The motor industry, like many others these days, works on a Just in Time delivery basis. They have for many years now ordered parts as and when required, perhaps holding a small stock locally (i.e. in the UK). But this has all broken down through Covid, shipping delays and obtaining raw materials, manufacturing and supply due to the war in Ukraine. It's not just DPFs; many parts for all types of vehicle are in short supply and manufacturers have cancelled production of some models or trim levels, and deleted components from new cars so that they can continue manufacturing them to some extent. Airbag control modules for some vehicles, which can fail due to low battery voltages, have been on a 3-9 month lead time for quite a while now, as many failed whilst cars were not being regularly driven through Covid and existing stocks were exhausted.

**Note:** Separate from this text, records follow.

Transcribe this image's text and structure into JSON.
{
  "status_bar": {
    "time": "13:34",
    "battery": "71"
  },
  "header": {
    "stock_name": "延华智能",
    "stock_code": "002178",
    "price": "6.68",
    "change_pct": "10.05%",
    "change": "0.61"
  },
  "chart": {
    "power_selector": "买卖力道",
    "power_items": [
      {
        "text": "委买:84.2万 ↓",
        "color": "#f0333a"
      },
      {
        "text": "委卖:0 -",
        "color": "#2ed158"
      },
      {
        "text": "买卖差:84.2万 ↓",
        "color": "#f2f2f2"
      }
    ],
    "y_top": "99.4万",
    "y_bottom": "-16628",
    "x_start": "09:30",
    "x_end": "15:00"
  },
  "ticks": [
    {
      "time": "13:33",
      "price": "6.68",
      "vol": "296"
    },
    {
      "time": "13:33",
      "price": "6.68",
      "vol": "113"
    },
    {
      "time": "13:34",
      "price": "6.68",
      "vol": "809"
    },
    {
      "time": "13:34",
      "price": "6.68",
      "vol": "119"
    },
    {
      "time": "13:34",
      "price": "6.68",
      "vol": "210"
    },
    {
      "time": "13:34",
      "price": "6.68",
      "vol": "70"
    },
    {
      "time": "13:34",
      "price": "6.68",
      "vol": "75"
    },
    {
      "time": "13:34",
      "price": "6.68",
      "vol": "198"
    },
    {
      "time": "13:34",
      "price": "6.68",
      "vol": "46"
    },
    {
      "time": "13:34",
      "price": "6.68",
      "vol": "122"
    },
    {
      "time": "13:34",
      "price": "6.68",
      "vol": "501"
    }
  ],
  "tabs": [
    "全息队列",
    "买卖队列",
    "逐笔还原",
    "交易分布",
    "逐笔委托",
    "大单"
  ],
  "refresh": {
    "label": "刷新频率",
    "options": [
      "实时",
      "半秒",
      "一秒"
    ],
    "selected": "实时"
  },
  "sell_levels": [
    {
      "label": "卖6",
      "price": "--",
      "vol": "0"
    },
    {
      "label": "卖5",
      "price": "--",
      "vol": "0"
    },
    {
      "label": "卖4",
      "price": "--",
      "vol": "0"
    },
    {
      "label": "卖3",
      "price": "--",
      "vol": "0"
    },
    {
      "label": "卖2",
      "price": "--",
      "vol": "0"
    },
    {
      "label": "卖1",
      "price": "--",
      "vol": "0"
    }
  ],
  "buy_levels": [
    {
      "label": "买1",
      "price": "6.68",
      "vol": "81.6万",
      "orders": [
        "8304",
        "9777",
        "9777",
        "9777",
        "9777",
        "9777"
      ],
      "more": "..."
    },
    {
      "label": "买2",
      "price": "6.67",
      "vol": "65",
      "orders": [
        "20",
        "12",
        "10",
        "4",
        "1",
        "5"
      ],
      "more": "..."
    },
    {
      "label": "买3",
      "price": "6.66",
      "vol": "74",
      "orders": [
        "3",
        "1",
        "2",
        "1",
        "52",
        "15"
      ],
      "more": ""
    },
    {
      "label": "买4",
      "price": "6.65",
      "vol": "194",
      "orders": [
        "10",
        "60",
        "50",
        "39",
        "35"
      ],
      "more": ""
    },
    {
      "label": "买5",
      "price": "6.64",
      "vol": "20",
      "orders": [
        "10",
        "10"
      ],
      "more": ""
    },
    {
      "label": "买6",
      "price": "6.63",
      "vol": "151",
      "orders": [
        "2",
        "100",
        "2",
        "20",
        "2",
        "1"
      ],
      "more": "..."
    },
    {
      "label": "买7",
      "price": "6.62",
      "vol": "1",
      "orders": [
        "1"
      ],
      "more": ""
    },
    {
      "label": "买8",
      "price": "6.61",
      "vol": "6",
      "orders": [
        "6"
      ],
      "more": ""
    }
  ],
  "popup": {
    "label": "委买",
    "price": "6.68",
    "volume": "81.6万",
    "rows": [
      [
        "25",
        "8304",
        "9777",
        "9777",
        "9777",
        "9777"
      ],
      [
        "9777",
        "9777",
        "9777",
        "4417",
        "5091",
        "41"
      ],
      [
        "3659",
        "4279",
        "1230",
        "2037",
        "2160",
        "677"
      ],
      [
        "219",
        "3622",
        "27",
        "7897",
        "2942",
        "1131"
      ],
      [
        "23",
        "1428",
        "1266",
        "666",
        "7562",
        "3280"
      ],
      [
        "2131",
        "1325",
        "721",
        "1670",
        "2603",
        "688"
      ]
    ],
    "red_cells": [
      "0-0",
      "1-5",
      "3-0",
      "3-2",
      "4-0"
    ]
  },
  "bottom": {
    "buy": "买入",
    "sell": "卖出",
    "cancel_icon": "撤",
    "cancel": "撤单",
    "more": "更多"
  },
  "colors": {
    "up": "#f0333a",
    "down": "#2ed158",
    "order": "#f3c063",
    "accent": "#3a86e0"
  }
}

If you feel capable of removing and refitting the DPF yourself, the following procedure is one that was regularly practised on a fleet of recovery trucks operated by a garage I used to visit regularly during my work. The DPFs on many of their trucks used to block regularly due to frequent London driving conditions. They removed the DPF and left it soaking in a container filled with cheap Coca Cola for 24 - 48 hours, then reverse flushed it with a jet wash. It's not a recommended repair routine, but it seemed to work, and it might be enough to get you through the MOT.
The car should also be capable of carrying out a forced DPF regeneration, which attempts to burn off excessive blockage in the filter. It has to be initiated using diagnostic equipment though, and is a rather harsh approach as it involves the car sitting with the engine racing at high rpm for 20 minutes or so, which can appear quite worrying and will certainly not endear you to any neighbours. An oil change is usually suggested after that routine as there is a good chance that the engine oil will have become polluted during the process.